Design, to consumers, many times feels like an unfamiliar language. Things that are second nature to interior designers leave consumers settling for white walls. We asked award-winning designer Leslie Fine of Leslie Fine Interiors for advice on how to create inspired pairings.

Leslie told us, “The plumbing fixtures in a bathroom and the faucet in particular because it’s ‘center stage,’ can make such a major statement. When I select a faucet style, I consider the style of the vanity. Is it traditional with curves and raised paneled doors? Is it contemporary with sharp, edges and sleek, flat doors? Or is it something in between? The faucet selected should communicate similar characteristics.” Here are some examples of what Leslie means:

Stone Forest’s EAU Soaking Tub paired with Troy Lighting’s Raffia Pendant

If you are going to go with a signature piece in your bathroom – you could do no better than the EAU Soaking Tub from Stone Forest. The tub is actually an ofuro style (Japanese-style soaking tub), and it is hand-carved out of a single piece of Carrara Marble. The tub comes with an ergonomically designed bench carved into the stone, and rests at 20 inches deep, allowing for complete body immersion.

The question of how you light such a piece is easily handled with Troy Lighting’s Raffia Pendant. The organic nature of this piece assures that it doesn’t overwhelm its surroundings, instead it complements the other pieces with its soft, translucent shade made from Raffia palm fibers, hand-worked wrought iron, a weathered bark finish and wheat glass. Available as a pendant, sconce, ceiling mount or wall mount, you can use Raffia in a variety of configurations in the bath.

Troy Lighting’s Raffia Pendant

Stone Forest’s EAU Soaking Tub

LAUFEN’s new Palomba washbasin paired with fluid’s Jovian faucet

LAUFEN’S New Palomba countertop washbasins are not only a continuation of the ‘organic’ design language of Ludovica + Roberta Palomba, but the washbasins are designed to cleverly allow homeowners or designers the option to choose which side they prefer the tap hole to reside – left or right. This “small” option opens up all sorts of design possibilities. A part of the Palomba Collection, the washbasins are available in a variety of sizes.
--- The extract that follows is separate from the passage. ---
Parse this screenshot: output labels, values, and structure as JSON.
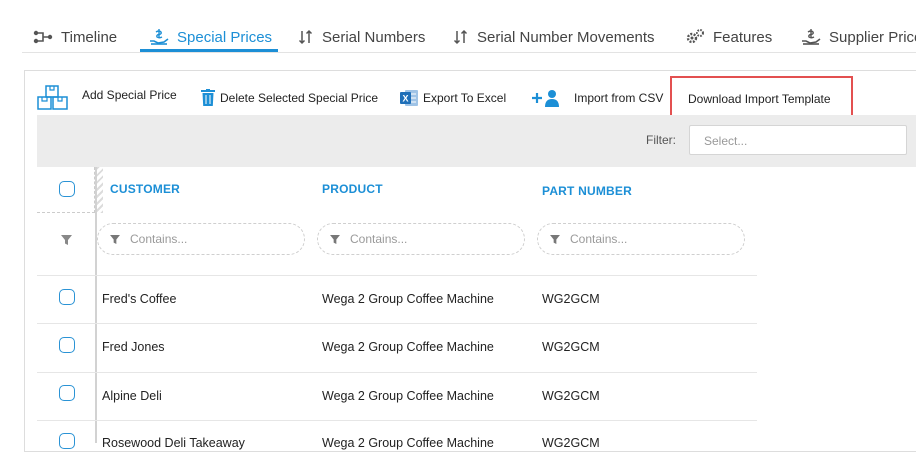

As Leslie Fine says, when pairing faucets with vanities and washbasins – the characteristics of each have to be taken into consideration. In this pairing, we chose fluid’s Jovian for it’s more formal and austere lines; which are in keeping with its nod to classical architecture. While many manufacturers substitute plastic, the Jovian faucet is made from brass, which ensures that its lifetime warranty means something. All fluid bathroom faucets feature flow-regulated aerators and operate at 1.5 gallons per minute, a flow rate that has awarded them as WaterSense labeled.

LAUFEN’s Palomba

fluid’s Jovian

Native Trails Amelie Vanity, Maestro Lotus sink, and GRAFF’s Immersion faucet

Inspired by France’s Amelie les Bains Palada, known for its rejuvenating Roman hot springs and baths, and made from Caramel Bamboo with heat compressed, solid wood molded legs, which create its unique shape, Native Trails’ Amelie vanity is curvy and projects a romantic feel. Paired with the delicate, drop-in oval Maestro Lotus basin, the result bears proof to the talents of Native Trails’ artisans. The recycled copper sink’s undulating shape inimitably shows the estimated 30,000 hammer strikes required to make it.

Choosing a faucet for this intricate sink and vanity would cause anyone to ‘settle’ for something vanilla. In this case, the choice seemed natural; GRAFF’s Immersion series lifts off from the sink like a bird in flight. Immersion is both weightless and solid – the result of GRAFF’s precision engineering and design sensibility. Immersion’s curved, flat spout and coordinating single- or double-winged handles seem the perfect fit for Native Trails’ design aesthetic.

Native Trails Amelie Vanity, Maestro Lotus sink

GRAFF’s Immersion faucet

To learn more about Leslie Fine visit her blog at  http://lesliefineinteriors.com/blog/

Leave a reply